__ASSIGNMENT__:
Retype every line below precisely as it appears.

__EXCERPTED DATA__:

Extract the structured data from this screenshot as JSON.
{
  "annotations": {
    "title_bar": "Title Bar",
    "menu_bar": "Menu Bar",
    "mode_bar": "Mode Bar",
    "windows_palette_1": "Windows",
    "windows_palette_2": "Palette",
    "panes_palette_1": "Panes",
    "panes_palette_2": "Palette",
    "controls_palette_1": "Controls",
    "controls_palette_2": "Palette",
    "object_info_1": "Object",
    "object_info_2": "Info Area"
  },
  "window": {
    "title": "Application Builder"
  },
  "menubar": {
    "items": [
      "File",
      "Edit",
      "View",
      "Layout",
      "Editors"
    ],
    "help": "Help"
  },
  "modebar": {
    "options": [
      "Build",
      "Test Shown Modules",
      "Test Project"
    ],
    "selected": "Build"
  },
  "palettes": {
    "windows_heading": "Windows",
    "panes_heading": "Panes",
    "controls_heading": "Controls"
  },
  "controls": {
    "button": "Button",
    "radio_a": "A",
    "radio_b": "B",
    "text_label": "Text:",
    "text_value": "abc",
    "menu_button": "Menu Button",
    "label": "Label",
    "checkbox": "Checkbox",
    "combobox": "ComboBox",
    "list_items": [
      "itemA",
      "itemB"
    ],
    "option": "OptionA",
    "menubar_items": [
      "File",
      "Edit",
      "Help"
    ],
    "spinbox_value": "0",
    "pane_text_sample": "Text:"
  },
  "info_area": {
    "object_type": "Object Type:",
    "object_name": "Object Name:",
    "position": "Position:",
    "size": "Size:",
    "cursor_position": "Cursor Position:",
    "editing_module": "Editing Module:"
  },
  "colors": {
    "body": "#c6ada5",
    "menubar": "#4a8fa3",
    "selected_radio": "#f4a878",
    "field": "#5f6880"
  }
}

__RESPONSE__:
Extract the structured data from this screenshot as JSON.
{
  "annotations": {
    "title_bar": "Title Bar",
    "menu_bar": "Menu Bar",
    "mode_bar": "Mode Bar",
    "windows_palette_1": "Windows",
    "windows_palette_2": "Palette",
    "panes_palette_1": "Panes",
    "panes_palette_2": "Palette",
    "controls_palette_1": "Controls",
    "controls_palette_2": "Palette",
    "object_info_1": "Object",
    "object_info_2": "Info Area"
  },
  "window": {
    "title": "Application Builder"
  },
  "menubar": {
    "items": [
      "File",
      "Edit",
      "View",
      "Layout",
      "Editors"
    ],
    "help": "Help"
  },
  "modebar": {
    "options": [
      "Build",
      "Test Shown Modules",
      "Test Project"
    ],
    "selected": "Build"
  },
  "palettes": {
    "windows_heading": "Windows",
    "panes_heading": "Panes",
    "controls_heading": "Controls"
  },
  "controls": {
    "button": "Button",
    "radio_a": "A",
    "radio_b": "B",
    "text_label": "Text:",
    "text_value": "abc",
    "menu_button": "Menu Button",
    "label": "Label",
    "checkbox": "Checkbox",
    "combobox": "ComboBox",
    "list_items": [
      "itemA",
      "itemB"
    ],
    "option": "OptionA",
    "menubar_items": [
      "File",
      "Edit",
      "Help"
    ],
    "spinbox_value": "0",
    "pane_text_sample": "Text:"
  },
  "info_area": {
    "object_type": "Object Type:",
    "object_name": "Object Name:",
    "position": "Position:",
    "size": "Size:",
    "cursor_position": "Cursor Position:",
    "editing_module": "Editing Module:"
  },
  "colors": {
    "body": "#c6ada5",
    "menubar": "#4a8fa3",
    "selected_radio": "#f4a878",
    "field": "#5f6880"
  }
}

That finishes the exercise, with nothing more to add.